Glen Campbell died a few days back. This had been anticipated for a while as he had been suffering from Alzheimer's for a few years. Nevertheless, it was a significant moment, as he was a significant figure. An odd one perhaps as you wouldn't easily class him in the canon next to Lou, Leonard and David for example. He didn't for the most part write his own songs and he occupied a place in the middle of the road. Nevertheless, he was associated with some of the very best singles ever released in terms of Rock and Pop.
His Greatest Hits record, (the one you really need), is doubtless nestled in millions of record collections and highly treasured.

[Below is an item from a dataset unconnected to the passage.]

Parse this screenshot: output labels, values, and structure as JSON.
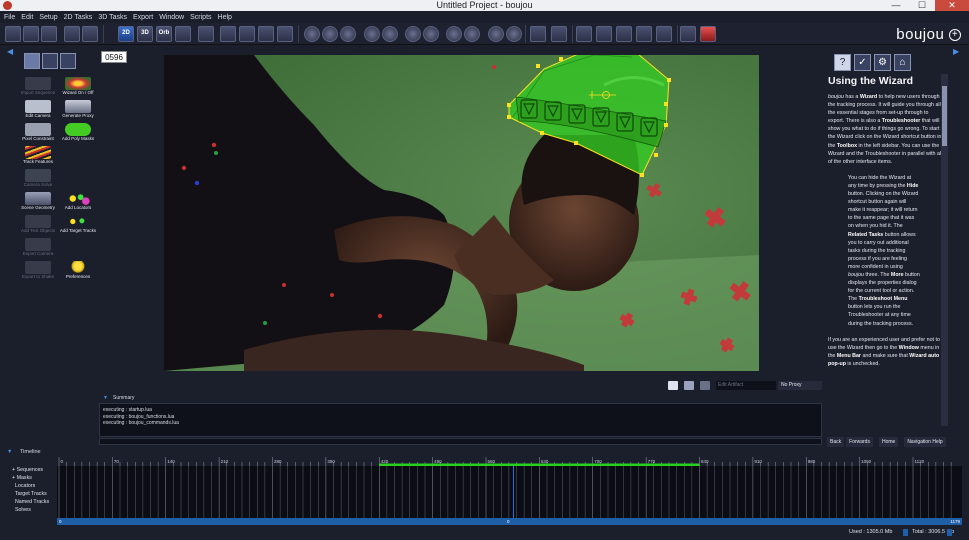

It certainly is by me. I bought it in my late teens and played it a lot during my university years so it's fiercely entwined with the tug of memory for me. I love its flecked sleeve with Campbell's strangely inexpressive face gazing out from it. He's wearing one of those sixties shirts which mark him out as rather more straight than hippie. The song titles are listed on the cover as if that's enough. It is.
Honey Come Back is the first track. It's a Jimmy Webb song like many of Campbell's finest. It scraped the US Top Twenty in 1970. An illustration of just how effective the spoken word can be in song. Glen has been dumped and is pleading his girl to come back to him. She doesn't appear to be listening to him. It's Webb at his simplest. He always had plenty of corn in his artillery and it's skilfully deployed here. The classic Country sentiment of how the bright lights are calling and how foolish it is to heed them. It's exactly three minutes long. The vocals appropriately, are honeyed.